Doctor of Philosophy (PhD)


Human Resource Education and Workforce Development

Document Type



This study assessed the construct validity of the School Analysis Model (SAM) Instructional Staff Questionnaire. Construct validation was necessary for several reasons. First, it has not been possible to obtain evidence of the latent factor structure of this key component of the School Analysis Model (SAM). A factor analysis using data collected with the questionnaire was conducted to assess and identify the underlying factor structure of the instrument. Second, there is no evidence that the constructs measured by the SAM are associated with attributes of school performance further empirical analysis was done to determine if latent constructs contained within the SAM Instructional Staff Questionnaire accounted for a significant proportion of variance in school effectiveness beyond that accounted for by the control variables. The eight-factor solution of the SISQ was found to be the best representation of the data based on factor loadings, scale alpha reliability estimates, conceptual cohesiveness, and number of items retained. Correlation analyses were conducted to assess the relationship between the SISQ latent factors and the control variables. Findings indicated a significant inverse relationship was found to exist between a school's SPS and poverty. Additionally, an inverse relationship was found to exist between a school's SPS and the size of a school. Several of the latent factors exhibited a relationship to the control variables as well as to other latent factors.
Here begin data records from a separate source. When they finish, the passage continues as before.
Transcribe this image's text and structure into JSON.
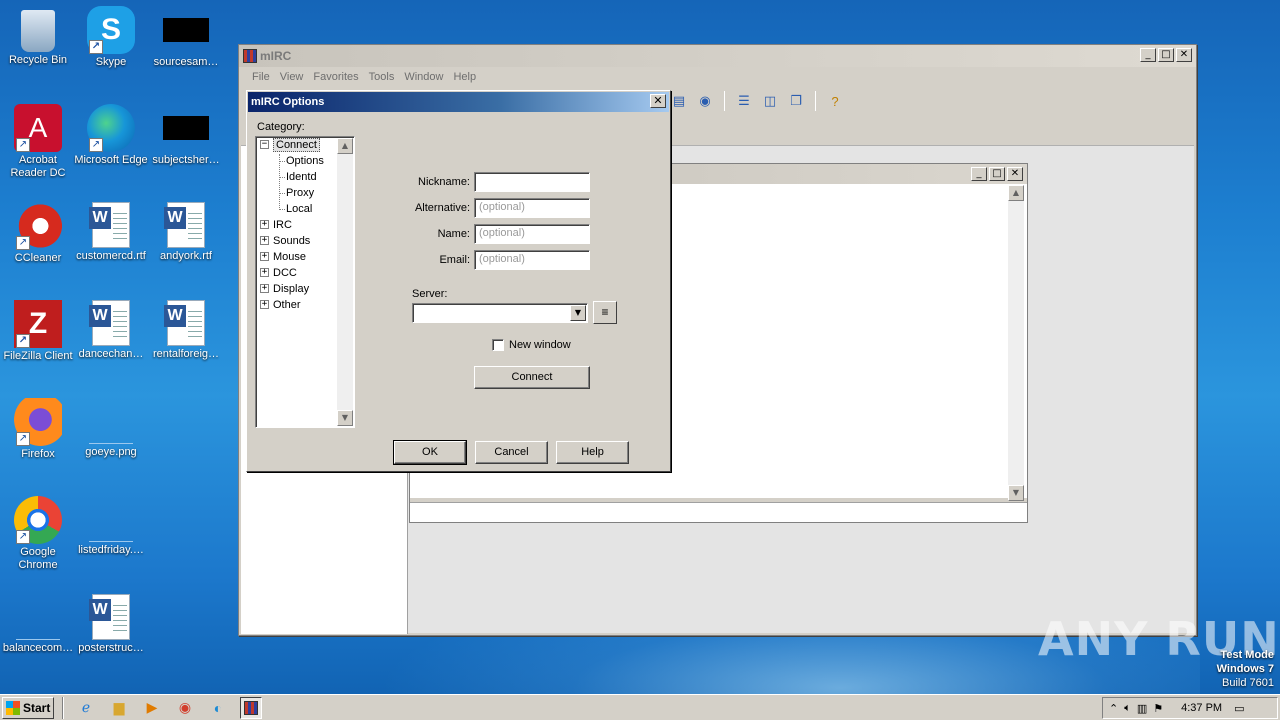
{
  "desktop": {
    "icons": [
      {
        "label": "Recycle Bin",
        "icon": "recycle-bin-icon"
      },
      {
        "label": "Skype",
        "icon": "skype-icon"
      },
      {
        "label": "sourcesam…",
        "icon": "black-thumbnail-icon"
      },
      {
        "label": "Acrobat Reader DC",
        "icon": "acrobat-icon"
      },
      {
        "label": "Microsoft Edge",
        "icon": "edge-icon"
      },
      {
        "label": "subjectsher…",
        "icon": "black-thumbnail-icon"
      },
      {
        "label": "CCleaner",
        "icon": "ccleaner-icon"
      },
      {
        "label": "customercd.rtf",
        "icon": "word-doc-icon"
      },
      {
        "label": "andyork.rtf",
        "icon": "word-doc-icon"
      },
      {
        "label": "FileZilla Client",
        "icon": "filezilla-icon"
      },
      {
        "label": "dancechan…",
        "icon": "word-doc-icon"
      },
      {
        "label": "rentalforeig…",
        "icon": "word-doc-icon"
      },
      {
        "label": "Firefox",
        "icon": "firefox-icon"
      },
      {
        "label": "goeye.png",
        "icon": "blank-file-icon"
      },
      {
        "label": "Google Chrome",
        "icon": "chrome-icon"
      },
      {
        "label": "listedfriday.…",
        "icon": "blank-file-icon"
      },
      {
        "label": "balancecom…",
        "icon": "blank-file-icon"
      },
      {
        "label": "posterstruc…",
        "icon": "word-doc-icon"
      }
    ]
  },
  "mirc": {
    "title": "mIRC",
    "menu": [
      "File",
      "View",
      "Favorites",
      "Tools",
      "Window",
      "Help"
    ]
  },
  "options_dialog": {
    "title": "mIRC Options",
    "category_label": "Category:",
    "tree": {
      "connect": "Connect",
      "connect_children": [
        "Options",
        "Identd",
        "Proxy",
        "Local"
      ],
      "others": [
        "IRC",
        "Sounds",
        "Mouse",
        "DCC",
        "Display",
        "Other"
      ]
    },
    "fields": {
      "nickname_label": "Nickname:",
      "nickname_value": "",
      "alternative_label": "Alternative:",
      "alternative_placeholder": "(optional)",
      "name_label": "Name:",
      "name_placeholder": "(optional)",
      "email_label": "Email:",
      "email_placeholder": "(optional)",
      "server_label": "Server:",
      "server_value": ""
    },
    "new_window_label": "New window",
    "new_window_checked": false,
    "connect_button": "Connect",
    "ok_button": "OK",
    "cancel_button": "Cancel",
    "help_button": "Help"
  },
  "taskbar": {
    "start_label": "Start",
    "clock": "4:37 PM"
  },
  "watermark": {
    "line1": "Test Mode",
    "line2": "Windows 7",
    "line3": "Build 7601",
    "brand": "ANY RUN"
  }
}
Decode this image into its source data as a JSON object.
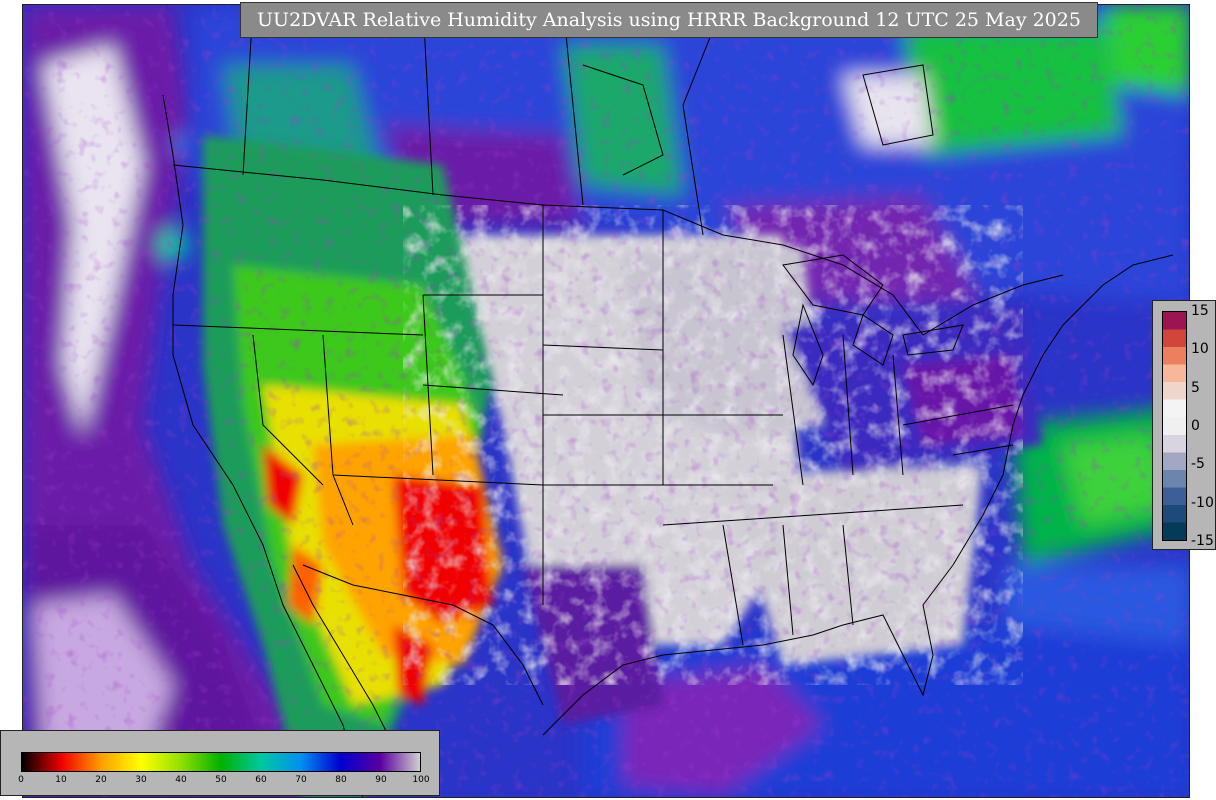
{
  "title": "UU2DVAR Relative Humidity Analysis using HRRR Background 12 UTC 25 May 2025",
  "humidity_colorbar": {
    "ticks": [
      "0",
      "10",
      "20",
      "30",
      "40",
      "50",
      "60",
      "70",
      "80",
      "90",
      "100"
    ],
    "range": [
      0,
      100
    ],
    "colors": [
      "#000000",
      "#f00000",
      "#ffa000",
      "#ffff00",
      "#90e000",
      "#00b000",
      "#00c8a0",
      "#0090f0",
      "#0000d0",
      "#5a00a0",
      "#cfcfcf"
    ]
  },
  "difference_colorbar": {
    "ticks": [
      "15",
      "10",
      "5",
      "0",
      "-5",
      "-10",
      "-15"
    ],
    "range": [
      -15,
      15
    ],
    "colors": [
      "#9c1451",
      "#d2453a",
      "#ec7f5d",
      "#f7b79a",
      "#efd6cb",
      "#f4f4f4",
      "#f0f0f0",
      "#d8d4e0",
      "#a3a8c2",
      "#6b86ad",
      "#3c5f97",
      "#1d4a78",
      "#053b5a"
    ]
  },
  "map_colors": {
    "ocean_moist": "#1f3ed6",
    "very_moist": "#4a0c9a",
    "saturated": "#cfcfcf",
    "green": "#1fc41f",
    "yellow": "#f2e600",
    "orange": "#ffa300",
    "red": "#f00000",
    "boundary": "#000000"
  }
}
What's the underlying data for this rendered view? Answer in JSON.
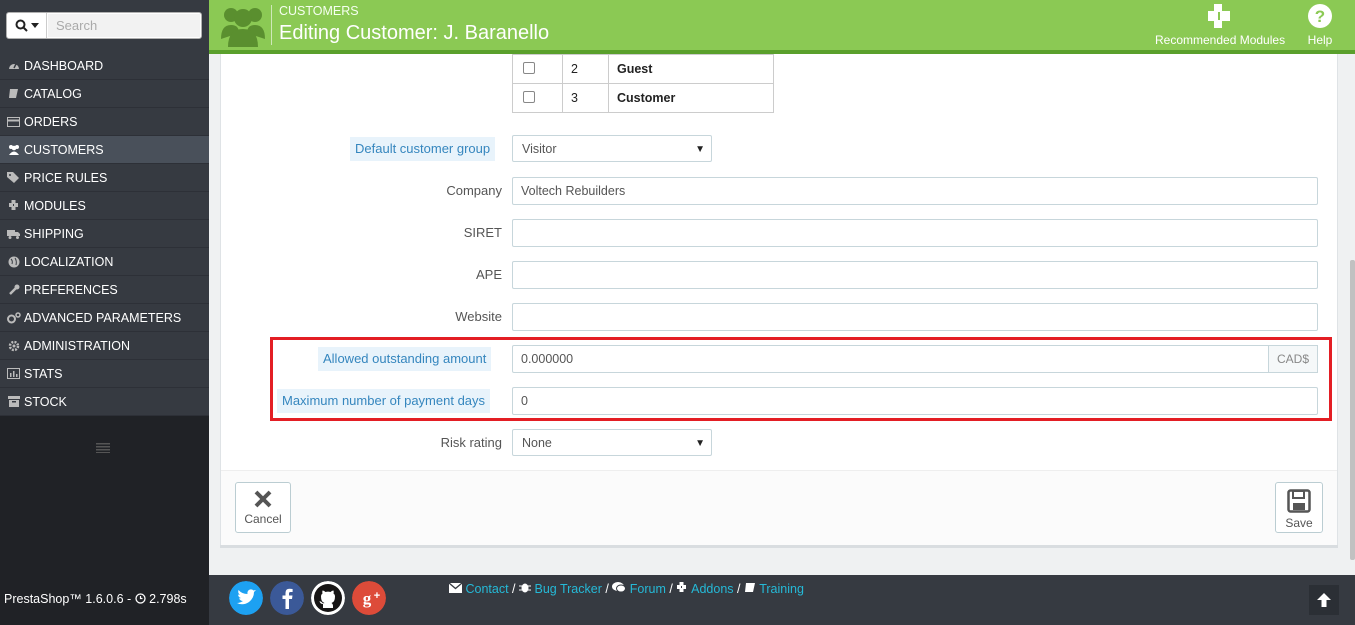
{
  "sidebar": {
    "search_placeholder": "Search",
    "items": [
      {
        "label": "DASHBOARD",
        "icon": "dashboard-icon"
      },
      {
        "label": "CATALOG",
        "icon": "book-icon"
      },
      {
        "label": "ORDERS",
        "icon": "credit-card-icon"
      },
      {
        "label": "CUSTOMERS",
        "icon": "users-icon"
      },
      {
        "label": "PRICE RULES",
        "icon": "tags-icon"
      },
      {
        "label": "MODULES",
        "icon": "puzzle-icon"
      },
      {
        "label": "SHIPPING",
        "icon": "truck-icon"
      },
      {
        "label": "LOCALIZATION",
        "icon": "globe-icon"
      },
      {
        "label": "PREFERENCES",
        "icon": "wrench-icon"
      },
      {
        "label": "ADVANCED PARAMETERS",
        "icon": "cogs-icon"
      },
      {
        "label": "ADMINISTRATION",
        "icon": "cog-icon"
      },
      {
        "label": "STATS",
        "icon": "bar-chart-icon"
      },
      {
        "label": "STOCK",
        "icon": "archive-icon"
      }
    ]
  },
  "header": {
    "breadcrumb": "CUSTOMERS",
    "title": "Editing Customer: J. Baranello",
    "recommended_modules": "Recommended Modules",
    "help": "Help"
  },
  "groups": [
    {
      "id": "2",
      "name": "Guest"
    },
    {
      "id": "3",
      "name": "Customer"
    }
  ],
  "form": {
    "default_group_label": "Default customer group",
    "default_group_value": "Visitor",
    "company_label": "Company",
    "company_value": "Voltech Rebuilders",
    "siret_label": "SIRET",
    "ape_label": "APE",
    "website_label": "Website",
    "outstanding_label": "Allowed outstanding amount",
    "outstanding_value": "0.000000",
    "outstanding_currency": "CAD$",
    "payment_days_label": "Maximum number of payment days",
    "payment_days_value": "0",
    "risk_label": "Risk rating",
    "risk_value": "None"
  },
  "actions": {
    "cancel": "Cancel",
    "save": "Save"
  },
  "footer": {
    "version": "PrestaShop™ 1.6.0.6 - ",
    "load_time": "2.798s",
    "links": {
      "contact": "Contact",
      "bug_tracker": "Bug Tracker",
      "forum": "Forum",
      "addons": "Addons",
      "training": "Training"
    }
  },
  "colors": {
    "header_green": "#8bc954",
    "sidebar": "#363a41",
    "highlight_red": "#e31e24",
    "link_blue": "#25b9d7"
  }
}
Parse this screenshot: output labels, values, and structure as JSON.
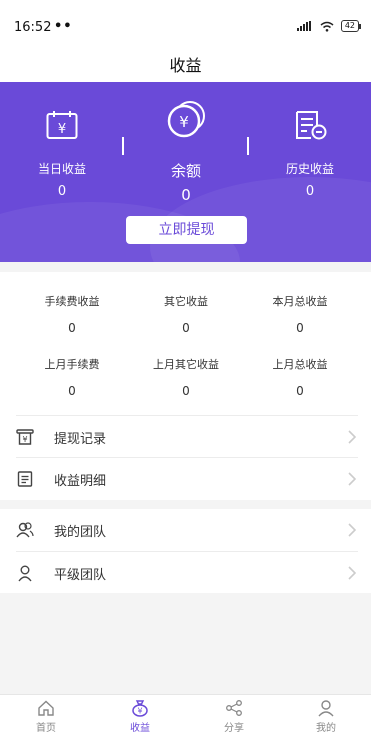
{
  "status_bar": {
    "time": "16:52",
    "dots": "••",
    "battery": "42"
  },
  "header": {
    "title": "收益"
  },
  "summary": {
    "today_label": "当日收益",
    "today_value": "0",
    "balance_label": "余额",
    "balance_value": "0",
    "history_label": "历史收益",
    "history_value": "0",
    "withdraw_label": "立即提现",
    "icons": [
      "calendar-yen-icon",
      "coin-yen-icon",
      "document-minus-icon"
    ]
  },
  "stats": [
    {
      "label": "手续费收益",
      "value": "0"
    },
    {
      "label": "其它收益",
      "value": "0"
    },
    {
      "label": "本月总收益",
      "value": "0"
    },
    {
      "label": "上月手续费",
      "value": "0"
    },
    {
      "label": "上月其它收益",
      "value": "0"
    },
    {
      "label": "上月总收益",
      "value": "0"
    }
  ],
  "menu": [
    {
      "label": "提现记录",
      "icon": "receipt-icon"
    },
    {
      "label": "收益明细",
      "icon": "list-doc-icon"
    }
  ],
  "team_menu": [
    {
      "label": "我的团队",
      "icon": "team-icon"
    },
    {
      "label": "平级团队",
      "icon": "user-icon"
    }
  ],
  "tabs": [
    {
      "label": "首页",
      "icon": "home-icon"
    },
    {
      "label": "收益",
      "icon": "earnings-bag-icon"
    },
    {
      "label": "分享",
      "icon": "share-icon"
    },
    {
      "label": "我的",
      "icon": "profile-icon"
    }
  ],
  "colors": {
    "primary": "#6a4ad8",
    "background": "#f4f4f4",
    "text": "#333333"
  }
}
Hierarchical multiple regression analysis was conducted in order to determine whether a combination of the latent SISQ factors account for a significant proportion of variance in school effectiveness, as measured by the school SPS. Model 1 indicated that the control variables explained approximately 56% of the variance in SPS. Model 2 indicated that the SISQ latent factors increased the proportion of variance explained by 11%. The results of this study indicated that the SISQ scales did not account for a significant proportion of the variance in SPS scores and therefore, there is substantial room for improvement in the SISQ as a measurement instrument. Results suggest that construct validation should be of primary concern in the development of measures used to evaluate and guide school improvement efforts.



Document Availability at the Time of Submission

Release the entire work immediately for access worldwide.

Committee Chair

Reid A. Bates